|Institution:||University of Birmingham|
|Department:||School of Cancer Sciences|
|Keywords:||QH426 Genetics; RC0254 Neoplasms. Tumors. Oncology (including Cancer)|
|Full text PDF:||http://etheses.bham.ac.uk/5828/|

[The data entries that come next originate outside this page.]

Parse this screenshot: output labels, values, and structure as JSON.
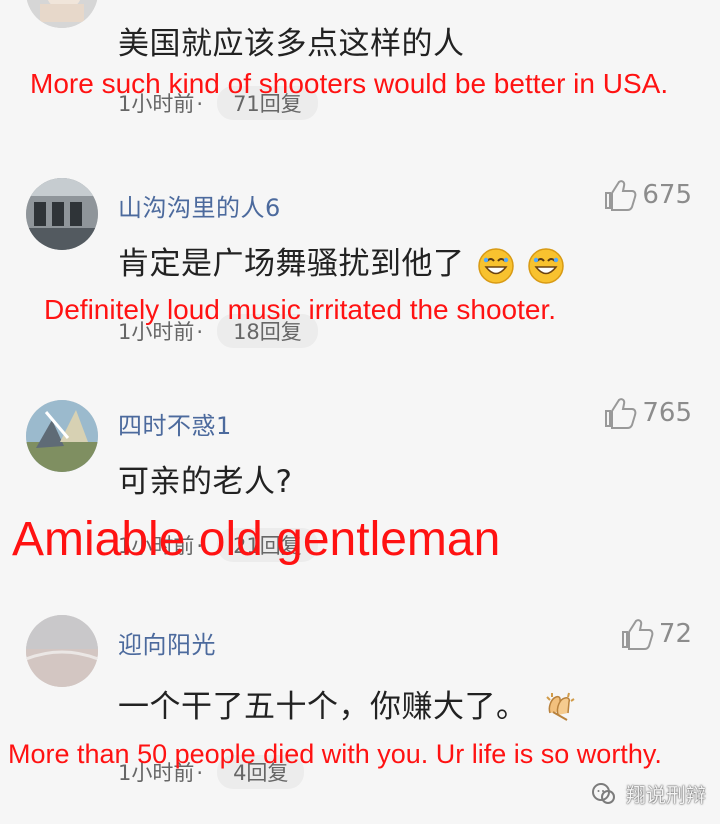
{
  "comments": [
    {
      "id": "comment-1",
      "avatar": "partial-avatar",
      "username": "",
      "likes": "",
      "text": "美国就应该多点这样的人",
      "translation": "More such kind of shooters would be better in USA.",
      "time": "1小时前",
      "replies": "71回复"
    },
    {
      "id": "comment-2",
      "avatar": "seats-avatar",
      "username": "山沟沟里的人6",
      "likes": "675",
      "text": "肯定是广场舞骚扰到他了",
      "translation": "Definitely loud music irritated the shooter.",
      "time": "1小时前",
      "replies": "18回复"
    },
    {
      "id": "comment-3",
      "avatar": "outdoor-avatar",
      "username": "四时不惑1",
      "likes": "765",
      "text": "可亲的老人?",
      "translation": "Amiable old gentleman",
      "time": "1小时前",
      "replies": "21回复"
    },
    {
      "id": "comment-4",
      "avatar": "sunrise-avatar",
      "username": "迎向阳光",
      "likes": "72",
      "text": "一个干了五十个，你赚大了。",
      "translation": "More than 50 people died with you. Ur life is so worthy.",
      "time": "1小时前",
      "replies": "4回复"
    }
  ],
  "watermark": {
    "label": "翔说刑辩"
  },
  "colors": {
    "translation": "#ff1212",
    "username": "#4c6a9d",
    "background": "#f6f6f6"
  }
}
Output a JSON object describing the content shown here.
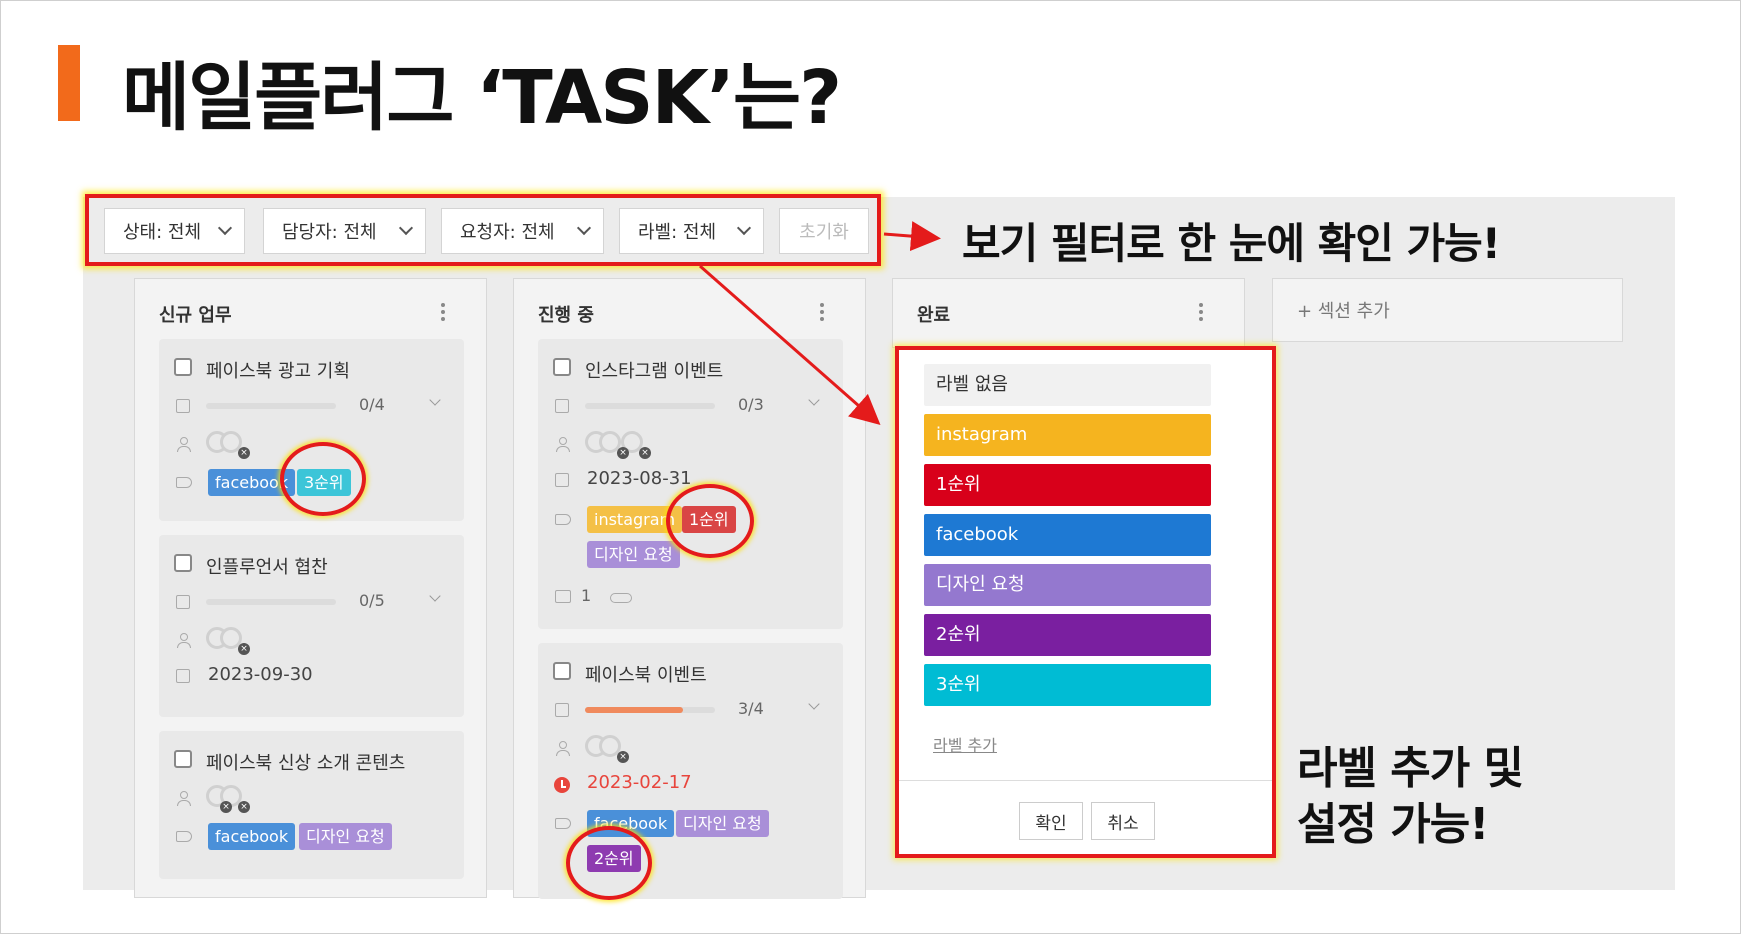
{
  "title": "메일플러그 ‘TASK’는?",
  "colors": {
    "accent": "#f26a1b",
    "highlight": "#e41b1b"
  },
  "filters": {
    "status": "상태: 전체",
    "assignee": "담당자: 전체",
    "requester": "요청자: 전체",
    "label": "라벨: 전체",
    "reset": "초기화"
  },
  "callouts": {
    "filter": "보기 필터로 한 눈에 확인 가능!",
    "label_line1": "라벨 추가 및",
    "label_line2": "설정 가능!"
  },
  "columns": [
    {
      "title": "신규 업무",
      "cards": [
        {
          "title": "페이스북 광고 기획",
          "progress": "0/4",
          "progress_value": 0,
          "labels": [
            "facebook",
            "3순위"
          ]
        },
        {
          "title": "인플루언서 협찬",
          "progress": "0/5",
          "progress_value": 0,
          "date": "2023-09-30"
        },
        {
          "title": "페이스북 신상 소개 콘텐츠",
          "labels": [
            "facebook",
            "디자인 요청"
          ]
        }
      ]
    },
    {
      "title": "진행 중",
      "cards": [
        {
          "title": "인스타그램 이벤트",
          "progress": "0/3",
          "progress_value": 0,
          "date": "2023-08-31",
          "labels": [
            "instagram",
            "1순위",
            "디자인 요청"
          ],
          "comments": "1"
        },
        {
          "title": "페이스북 이벤트",
          "progress": "3/4",
          "progress_value": 0.75,
          "date": "2023-02-17",
          "labels": [
            "facebook",
            "디자인 요청",
            "2순위"
          ]
        }
      ]
    },
    {
      "title": "완료"
    }
  ],
  "section_add": "+ 섹션 추가",
  "label_popup": {
    "options": [
      {
        "name": "라벨 없음",
        "color": "#f1f1f1",
        "text_color": "#333333"
      },
      {
        "name": "instagram",
        "color": "#f5b41f",
        "text_color": "#ffffff"
      },
      {
        "name": "1순위",
        "color": "#d8001a",
        "text_color": "#ffffff"
      },
      {
        "name": "facebook",
        "color": "#1e79d3",
        "text_color": "#ffffff"
      },
      {
        "name": "디자인 요청",
        "color": "#9478cf",
        "text_color": "#ffffff"
      },
      {
        "name": "2순위",
        "color": "#7a1fa0",
        "text_color": "#ffffff"
      },
      {
        "name": "3순위",
        "color": "#00bcd4",
        "text_color": "#ffffff"
      }
    ],
    "add_label": "라벨 추가",
    "confirm": "확인",
    "cancel": "취소"
  },
  "label_colors": {
    "facebook": "#4a90d9",
    "3순위": "#3cc5d8",
    "instagram": "#f4c046",
    "1순위": "#d94545",
    "디자인 요청": "#a98fd8",
    "2순위": "#8e3bb0"
  }
}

Intracellular signalling cascades are mediated by a plethora of receptors, enzymes, adaptors and small molecules. The Protein Tyrosine Phosphatase (PTP) Shp2 is a highly conserved enzyme involved in a myriad of cellular processes including growth, differentiation and apoptosis. Shp2 is multi-domain protein composed of two SH2 domains in tandem, a PTP catalytic domain and a C-terminal tail containing multiple phosphorylation sites and a proline-rich region. The majority of biophysical research has utilised X-ray crystallography to study interactions and effects of mutations at the structural level. To gain a further understanding of Shp2 ligand binding and perturbations caused by disease relevant mutations, a structural investigation was performed with Nuclear Magnetic Resonance (NMR) spectroscopy and Small-angle X-ray Scattering (SAXS) in solution. The NMR signals from the backbone of both SH2 domains were assigned and residue-level interactions and differential SH2 domain specificities with peptides from the novel receptor G6b-B were delineated. In addition, the E76K point mutation that causes Noonan Syndrome and leukaemia was found to have increased conformational dynamics, the first experimental evidence of this phenomenon at the structural level.